By the 19th century, accompagnato had gained the upper hand, the orchestra played a much bigger role, and Wagner revolutionized opera by abolishing almost all distinction between aria and recitative in his quest for what Wagner termed "endless melody".
Subsequent composers have tended to follow Wagner's example, though some, such as Stravinsky in his The Rake's Progress have bucked the trend.
Beginning in 2006, a number of major opera houses began to present live high-definition video transmissions of their performances in cinemas all over the world.
Since 2009, complete performances can be downloaded and are live streamed.
Vocal duets, trios and other ensembles often occur, and choruses are used to comment on the action.
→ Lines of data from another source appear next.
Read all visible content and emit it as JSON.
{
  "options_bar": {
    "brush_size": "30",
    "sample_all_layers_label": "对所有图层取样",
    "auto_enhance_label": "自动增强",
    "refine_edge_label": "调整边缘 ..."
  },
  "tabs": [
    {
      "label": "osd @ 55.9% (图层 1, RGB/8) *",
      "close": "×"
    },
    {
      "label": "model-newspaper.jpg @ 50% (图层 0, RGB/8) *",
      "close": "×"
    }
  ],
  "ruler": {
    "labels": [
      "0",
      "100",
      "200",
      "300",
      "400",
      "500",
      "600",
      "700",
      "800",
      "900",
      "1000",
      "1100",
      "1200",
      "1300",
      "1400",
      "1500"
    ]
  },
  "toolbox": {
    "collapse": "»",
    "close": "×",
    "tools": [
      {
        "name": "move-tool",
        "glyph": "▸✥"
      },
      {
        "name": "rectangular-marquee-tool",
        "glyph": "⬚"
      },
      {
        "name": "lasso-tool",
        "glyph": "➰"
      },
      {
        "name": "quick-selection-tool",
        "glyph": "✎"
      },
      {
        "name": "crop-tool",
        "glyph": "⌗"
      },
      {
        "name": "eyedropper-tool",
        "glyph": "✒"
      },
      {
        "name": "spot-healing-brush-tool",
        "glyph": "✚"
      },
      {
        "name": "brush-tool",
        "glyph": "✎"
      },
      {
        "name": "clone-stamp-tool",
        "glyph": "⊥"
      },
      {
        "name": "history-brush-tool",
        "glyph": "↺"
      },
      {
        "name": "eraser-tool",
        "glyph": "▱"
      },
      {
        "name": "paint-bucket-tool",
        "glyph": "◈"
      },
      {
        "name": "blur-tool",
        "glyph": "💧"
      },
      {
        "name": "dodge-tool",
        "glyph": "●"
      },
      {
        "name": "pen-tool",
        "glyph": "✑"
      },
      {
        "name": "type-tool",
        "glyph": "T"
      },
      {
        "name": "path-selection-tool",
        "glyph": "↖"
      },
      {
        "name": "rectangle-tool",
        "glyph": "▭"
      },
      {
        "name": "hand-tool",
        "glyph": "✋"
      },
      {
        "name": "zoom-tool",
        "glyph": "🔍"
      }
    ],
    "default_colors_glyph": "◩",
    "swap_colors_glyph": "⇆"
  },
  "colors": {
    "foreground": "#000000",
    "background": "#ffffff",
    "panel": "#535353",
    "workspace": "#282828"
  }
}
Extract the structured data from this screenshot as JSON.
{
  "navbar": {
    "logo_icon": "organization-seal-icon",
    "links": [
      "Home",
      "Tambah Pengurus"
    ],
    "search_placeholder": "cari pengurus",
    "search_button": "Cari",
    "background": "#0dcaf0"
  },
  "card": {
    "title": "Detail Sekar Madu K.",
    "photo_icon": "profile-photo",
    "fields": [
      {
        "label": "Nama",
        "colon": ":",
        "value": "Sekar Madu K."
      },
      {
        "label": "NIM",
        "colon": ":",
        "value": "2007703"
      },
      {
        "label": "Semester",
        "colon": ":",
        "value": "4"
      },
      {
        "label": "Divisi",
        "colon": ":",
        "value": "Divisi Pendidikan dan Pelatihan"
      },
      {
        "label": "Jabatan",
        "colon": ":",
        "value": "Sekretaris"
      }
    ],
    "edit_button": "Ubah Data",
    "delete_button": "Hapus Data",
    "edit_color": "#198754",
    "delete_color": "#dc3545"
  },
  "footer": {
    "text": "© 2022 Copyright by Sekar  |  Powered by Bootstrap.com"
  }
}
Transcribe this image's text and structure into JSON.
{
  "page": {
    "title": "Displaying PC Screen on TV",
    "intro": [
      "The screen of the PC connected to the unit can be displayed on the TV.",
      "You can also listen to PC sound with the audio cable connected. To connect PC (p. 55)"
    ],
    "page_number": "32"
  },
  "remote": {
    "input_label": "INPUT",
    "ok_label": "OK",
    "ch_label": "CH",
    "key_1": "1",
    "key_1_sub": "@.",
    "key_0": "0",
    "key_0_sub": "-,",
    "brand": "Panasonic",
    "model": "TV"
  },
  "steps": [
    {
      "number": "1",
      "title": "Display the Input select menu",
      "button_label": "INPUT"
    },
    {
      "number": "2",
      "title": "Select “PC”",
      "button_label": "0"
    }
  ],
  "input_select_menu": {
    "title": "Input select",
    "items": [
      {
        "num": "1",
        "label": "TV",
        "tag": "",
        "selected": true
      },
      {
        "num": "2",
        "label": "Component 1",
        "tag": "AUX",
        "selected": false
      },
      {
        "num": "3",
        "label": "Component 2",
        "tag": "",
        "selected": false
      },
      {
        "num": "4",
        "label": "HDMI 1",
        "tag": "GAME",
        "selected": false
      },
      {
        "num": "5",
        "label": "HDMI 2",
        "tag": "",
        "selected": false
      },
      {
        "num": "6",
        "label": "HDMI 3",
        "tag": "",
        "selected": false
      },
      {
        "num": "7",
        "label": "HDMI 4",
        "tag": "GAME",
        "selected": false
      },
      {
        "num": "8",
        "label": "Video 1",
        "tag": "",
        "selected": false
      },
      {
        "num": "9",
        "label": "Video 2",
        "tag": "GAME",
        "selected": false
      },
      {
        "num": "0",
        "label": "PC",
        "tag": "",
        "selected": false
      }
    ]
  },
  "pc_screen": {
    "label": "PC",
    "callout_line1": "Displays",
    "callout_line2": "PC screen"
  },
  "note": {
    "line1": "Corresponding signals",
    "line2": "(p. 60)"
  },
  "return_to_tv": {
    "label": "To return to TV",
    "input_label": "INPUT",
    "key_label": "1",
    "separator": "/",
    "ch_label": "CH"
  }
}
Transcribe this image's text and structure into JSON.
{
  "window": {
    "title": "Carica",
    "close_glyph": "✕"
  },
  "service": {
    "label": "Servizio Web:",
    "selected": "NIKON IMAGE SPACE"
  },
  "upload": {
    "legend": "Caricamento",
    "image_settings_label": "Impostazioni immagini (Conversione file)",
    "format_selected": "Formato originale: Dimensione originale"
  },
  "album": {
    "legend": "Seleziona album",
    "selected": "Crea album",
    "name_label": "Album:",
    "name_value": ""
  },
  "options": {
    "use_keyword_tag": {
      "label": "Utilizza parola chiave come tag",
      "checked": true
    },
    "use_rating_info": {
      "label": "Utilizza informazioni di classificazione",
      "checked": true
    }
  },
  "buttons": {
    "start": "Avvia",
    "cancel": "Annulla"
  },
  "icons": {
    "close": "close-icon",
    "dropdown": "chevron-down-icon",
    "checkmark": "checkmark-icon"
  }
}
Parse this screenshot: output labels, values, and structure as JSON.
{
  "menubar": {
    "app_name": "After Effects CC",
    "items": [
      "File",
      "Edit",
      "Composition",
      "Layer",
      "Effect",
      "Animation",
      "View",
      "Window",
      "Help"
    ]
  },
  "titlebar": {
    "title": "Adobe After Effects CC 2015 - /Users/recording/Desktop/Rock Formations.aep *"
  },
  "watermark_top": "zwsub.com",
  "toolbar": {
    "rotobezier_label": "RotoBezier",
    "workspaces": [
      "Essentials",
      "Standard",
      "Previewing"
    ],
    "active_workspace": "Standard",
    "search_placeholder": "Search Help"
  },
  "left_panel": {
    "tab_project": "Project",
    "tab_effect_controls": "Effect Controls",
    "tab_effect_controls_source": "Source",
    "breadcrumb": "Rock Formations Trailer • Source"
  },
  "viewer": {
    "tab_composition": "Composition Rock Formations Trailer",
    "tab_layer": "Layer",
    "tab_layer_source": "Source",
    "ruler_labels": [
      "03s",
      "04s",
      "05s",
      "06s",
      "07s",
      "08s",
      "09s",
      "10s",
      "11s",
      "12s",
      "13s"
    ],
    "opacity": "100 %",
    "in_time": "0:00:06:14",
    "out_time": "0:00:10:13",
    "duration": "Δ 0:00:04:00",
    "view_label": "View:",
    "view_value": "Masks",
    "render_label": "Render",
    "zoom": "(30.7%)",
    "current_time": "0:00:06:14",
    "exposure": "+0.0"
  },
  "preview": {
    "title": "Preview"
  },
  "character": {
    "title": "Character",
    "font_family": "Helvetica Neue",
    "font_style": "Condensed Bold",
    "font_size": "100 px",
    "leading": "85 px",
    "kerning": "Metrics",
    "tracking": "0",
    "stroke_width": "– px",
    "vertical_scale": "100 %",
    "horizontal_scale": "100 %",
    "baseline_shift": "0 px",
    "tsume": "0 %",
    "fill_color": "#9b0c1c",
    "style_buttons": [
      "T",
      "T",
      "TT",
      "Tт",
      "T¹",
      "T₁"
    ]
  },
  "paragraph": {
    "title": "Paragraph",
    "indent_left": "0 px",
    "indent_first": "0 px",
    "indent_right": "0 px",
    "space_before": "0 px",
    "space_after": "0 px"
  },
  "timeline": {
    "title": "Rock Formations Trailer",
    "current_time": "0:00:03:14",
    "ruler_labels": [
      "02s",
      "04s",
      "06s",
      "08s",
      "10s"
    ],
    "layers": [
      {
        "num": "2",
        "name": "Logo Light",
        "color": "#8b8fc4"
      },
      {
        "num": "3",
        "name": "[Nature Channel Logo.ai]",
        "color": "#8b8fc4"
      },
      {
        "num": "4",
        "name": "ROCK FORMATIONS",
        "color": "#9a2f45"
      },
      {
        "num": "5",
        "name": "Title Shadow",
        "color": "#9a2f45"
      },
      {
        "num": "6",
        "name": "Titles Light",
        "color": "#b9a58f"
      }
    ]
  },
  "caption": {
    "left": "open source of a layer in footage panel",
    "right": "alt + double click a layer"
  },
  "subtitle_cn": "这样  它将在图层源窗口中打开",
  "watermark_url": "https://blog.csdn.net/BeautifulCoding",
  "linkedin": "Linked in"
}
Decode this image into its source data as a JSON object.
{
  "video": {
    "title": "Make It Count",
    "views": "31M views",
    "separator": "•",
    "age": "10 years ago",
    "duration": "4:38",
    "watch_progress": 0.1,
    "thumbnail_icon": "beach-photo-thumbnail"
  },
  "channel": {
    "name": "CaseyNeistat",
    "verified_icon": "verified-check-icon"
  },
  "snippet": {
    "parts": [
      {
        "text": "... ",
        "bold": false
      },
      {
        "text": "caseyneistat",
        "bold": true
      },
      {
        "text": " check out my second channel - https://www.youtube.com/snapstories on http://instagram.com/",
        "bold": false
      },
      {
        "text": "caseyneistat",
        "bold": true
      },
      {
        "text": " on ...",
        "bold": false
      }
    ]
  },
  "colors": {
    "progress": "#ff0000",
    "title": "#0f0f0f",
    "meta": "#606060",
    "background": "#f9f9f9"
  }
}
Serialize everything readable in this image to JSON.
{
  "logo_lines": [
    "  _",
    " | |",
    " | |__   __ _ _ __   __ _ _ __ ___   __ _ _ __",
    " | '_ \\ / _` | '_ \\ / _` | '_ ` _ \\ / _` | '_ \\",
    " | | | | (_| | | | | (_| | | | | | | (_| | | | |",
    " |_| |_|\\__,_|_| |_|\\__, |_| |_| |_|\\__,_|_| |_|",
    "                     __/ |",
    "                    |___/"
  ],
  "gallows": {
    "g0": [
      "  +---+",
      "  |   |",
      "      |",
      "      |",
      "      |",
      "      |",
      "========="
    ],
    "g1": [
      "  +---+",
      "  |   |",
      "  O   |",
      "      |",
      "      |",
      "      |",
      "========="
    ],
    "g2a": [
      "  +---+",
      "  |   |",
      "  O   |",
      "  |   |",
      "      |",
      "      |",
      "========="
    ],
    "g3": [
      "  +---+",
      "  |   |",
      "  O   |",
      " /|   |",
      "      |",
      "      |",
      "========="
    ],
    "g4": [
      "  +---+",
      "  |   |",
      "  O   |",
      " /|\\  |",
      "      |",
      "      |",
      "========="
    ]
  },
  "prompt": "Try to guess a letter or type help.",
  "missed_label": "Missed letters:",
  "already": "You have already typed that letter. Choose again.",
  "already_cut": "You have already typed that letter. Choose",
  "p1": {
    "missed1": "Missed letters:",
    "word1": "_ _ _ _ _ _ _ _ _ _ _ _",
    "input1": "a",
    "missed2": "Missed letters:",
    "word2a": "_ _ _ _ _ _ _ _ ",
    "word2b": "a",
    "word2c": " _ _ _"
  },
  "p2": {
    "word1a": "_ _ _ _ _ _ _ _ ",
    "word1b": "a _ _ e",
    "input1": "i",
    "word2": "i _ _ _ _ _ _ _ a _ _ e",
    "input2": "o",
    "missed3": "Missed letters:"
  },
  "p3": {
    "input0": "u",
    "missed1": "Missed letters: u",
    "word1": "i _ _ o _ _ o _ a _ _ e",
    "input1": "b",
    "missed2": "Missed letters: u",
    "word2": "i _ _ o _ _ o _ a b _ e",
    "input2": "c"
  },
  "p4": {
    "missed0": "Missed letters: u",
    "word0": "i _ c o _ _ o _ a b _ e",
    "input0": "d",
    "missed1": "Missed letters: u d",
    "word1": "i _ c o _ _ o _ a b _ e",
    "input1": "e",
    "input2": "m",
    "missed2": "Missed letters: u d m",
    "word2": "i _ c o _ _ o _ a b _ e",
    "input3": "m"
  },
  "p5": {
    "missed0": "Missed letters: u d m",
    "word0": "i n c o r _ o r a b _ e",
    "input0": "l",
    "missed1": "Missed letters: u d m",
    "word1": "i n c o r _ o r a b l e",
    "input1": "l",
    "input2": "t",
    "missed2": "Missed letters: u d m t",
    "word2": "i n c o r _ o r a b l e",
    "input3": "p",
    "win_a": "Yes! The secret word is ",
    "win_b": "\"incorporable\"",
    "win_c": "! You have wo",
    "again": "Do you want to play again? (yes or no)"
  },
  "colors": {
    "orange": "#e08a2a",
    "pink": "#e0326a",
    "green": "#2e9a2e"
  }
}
In 1637, the idea of a "season" (Carnival) of publicly attended operas supported by ticket sales emerged in Venice.and arias, a more melodic style, in which notes are sung in a sustained fashion.Opera incorporates many of the elements of spoken theatre, such as acting, scenery, and costumes and sometimes includes dance.During the 19th century, parallel operatic traditions emerged in central and eastern Europe, particularly in Russia and Bohemia.The 20th century saw many experiments with modern styles, such as atonality and serialism (Arnold Schoenberg and Alban Berg), Neoclassicism (Igor Stravinsky), and Minimalism (Philip Glass and John Adams).It started in Italy at the end of the 16th century (with Jacopo Peri's mostly lost Dafne, produced in Florence in 1598) and soon spread through the rest of Europe: Heinrich Schütz in Germany, Jean-Baptiste Lully in France, and Henry Purcell in England all helped to establish their national traditions in the 17th century.In the 18th century, Italian opera continued to dominate most of Europe (except France), attracting foreign composers such as George Frideric Handel.Opera seria was the most prestigious form of Italian opera, until Christoph Willibald Gluck reacted against its artificiality with his "reform" operas in the 1760s.The most renowned figure of late 18th-century opera is Wolfgang Amadeus Mozart, who began with opera seria but is most famous for his Italian comic operas, especially The Marriage of Figaro (Le nozze di Figaro), Don Giovanni, and Così fan tutte, as well as The Magic Flute (Die Zauberflöte), a landmark in the German tradition.The mid-to-late 19th century was a "golden age" of opera, led and dominated by Giuseppe Verdi in Italy and Richard Wagner in Germany.The popularity of opera continued through the verismo era in Italy and contemporary French opera through to Giacomo Puccini and Richard Strauss in the early 20th century.